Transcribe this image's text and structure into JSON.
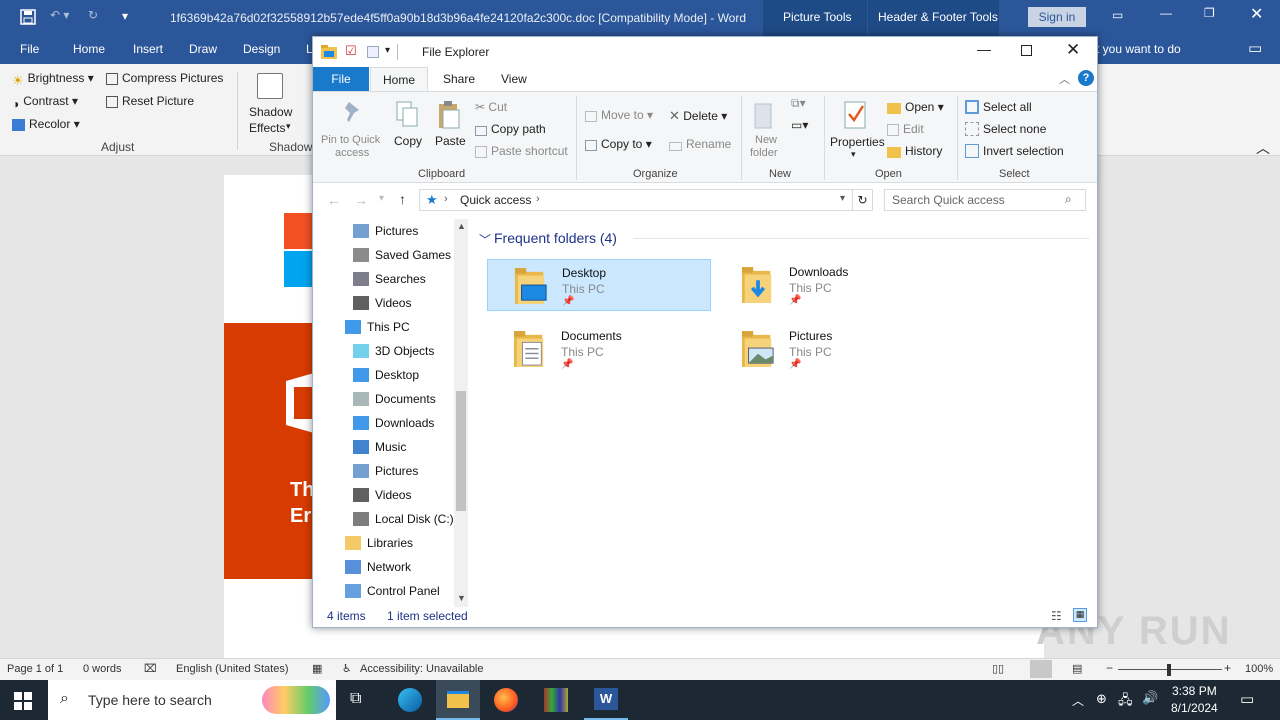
{
  "word": {
    "title": "1f6369b42a76d02f32558912b57ede4f5ff0a90b18d3b96a4fe24120fa2c300c.doc [Compatibility Mode]  -  Word",
    "context_tabs": [
      "Picture Tools",
      "Header & Footer Tools"
    ],
    "sign_in": "Sign in",
    "tabs": [
      "File",
      "Home",
      "Insert",
      "Draw",
      "Design",
      "L"
    ],
    "tell_me": "t you want to do",
    "ribbon": {
      "brightness": "Brightness",
      "contrast": "Contrast",
      "recolor": "Recolor",
      "compress": "Compress Pictures",
      "reset": "Reset Picture",
      "shadow_effects_1": "Shadow",
      "shadow_effects_2": "Effects",
      "shadow_group": "Shadow",
      "adjust_group": "Adjust"
    },
    "doc_text": [
      "Th",
      "Er"
    ],
    "status": {
      "page": "Page 1 of 1",
      "words": "0 words",
      "language": "English (United States)",
      "accessibility": "Accessibility: Unavailable",
      "zoom": "100%"
    }
  },
  "explorer": {
    "title": "File Explorer",
    "tabs": [
      "File",
      "Home",
      "Share",
      "View"
    ],
    "ribbon": {
      "pin": [
        "Pin to Quick",
        "access"
      ],
      "copy": "Copy",
      "paste": "Paste",
      "cut": "Cut",
      "copy_path": "Copy path",
      "paste_shortcut": "Paste shortcut",
      "move_to": "Move to",
      "copy_to": "Copy to",
      "delete": "Delete",
      "rename": "Rename",
      "new_folder": [
        "New",
        "folder"
      ],
      "properties": "Properties",
      "open": "Open",
      "edit": "Edit",
      "history": "History",
      "select_all": "Select all",
      "select_none": "Select none",
      "invert": "Invert selection",
      "groups": [
        "Clipboard",
        "Organize",
        "New",
        "Open",
        "Select"
      ]
    },
    "address": {
      "location": "Quick access",
      "search_placeholder": "Search Quick access"
    },
    "nav": [
      {
        "label": "Pictures",
        "icon": "pictures-icon"
      },
      {
        "label": "Saved Games",
        "icon": "saved-games-icon"
      },
      {
        "label": "Searches",
        "icon": "searches-icon"
      },
      {
        "label": "Videos",
        "icon": "videos-icon"
      },
      {
        "label": "This PC",
        "icon": "this-pc-icon"
      },
      {
        "label": "3D Objects",
        "icon": "3d-objects-icon"
      },
      {
        "label": "Desktop",
        "icon": "desktop-icon"
      },
      {
        "label": "Documents",
        "icon": "documents-icon"
      },
      {
        "label": "Downloads",
        "icon": "downloads-icon"
      },
      {
        "label": "Music",
        "icon": "music-icon"
      },
      {
        "label": "Pictures",
        "icon": "pictures-icon"
      },
      {
        "label": "Videos",
        "icon": "videos-icon"
      },
      {
        "label": "Local Disk (C:)",
        "icon": "disk-icon"
      },
      {
        "label": "Libraries",
        "icon": "libraries-icon"
      },
      {
        "label": "Network",
        "icon": "network-icon"
      },
      {
        "label": "Control Panel",
        "icon": "control-panel-icon"
      }
    ],
    "section_title": "Frequent folders (4)",
    "folders": [
      {
        "name": "Desktop",
        "sub": "This PC",
        "selected": true
      },
      {
        "name": "Downloads",
        "sub": "This PC",
        "selected": false
      },
      {
        "name": "Documents",
        "sub": "This PC",
        "selected": false
      },
      {
        "name": "Pictures",
        "sub": "This PC",
        "selected": false
      }
    ],
    "status": {
      "items": "4 items",
      "selected": "1 item selected"
    }
  },
  "taskbar": {
    "search_placeholder": "Type here to search",
    "time": "3:38 PM",
    "date": "8/1/2024"
  },
  "watermark": "ANY RUN",
  "colors": {
    "word_blue": "#2b579a",
    "selection": "#cce8ff",
    "accent": "#0078d7"
  }
}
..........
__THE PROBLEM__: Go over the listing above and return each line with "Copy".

__EXERCISE SOLUTION__:
      "copy": "Copy",
      "copy_path": "Copy path",
      "copy_to": "Copy to",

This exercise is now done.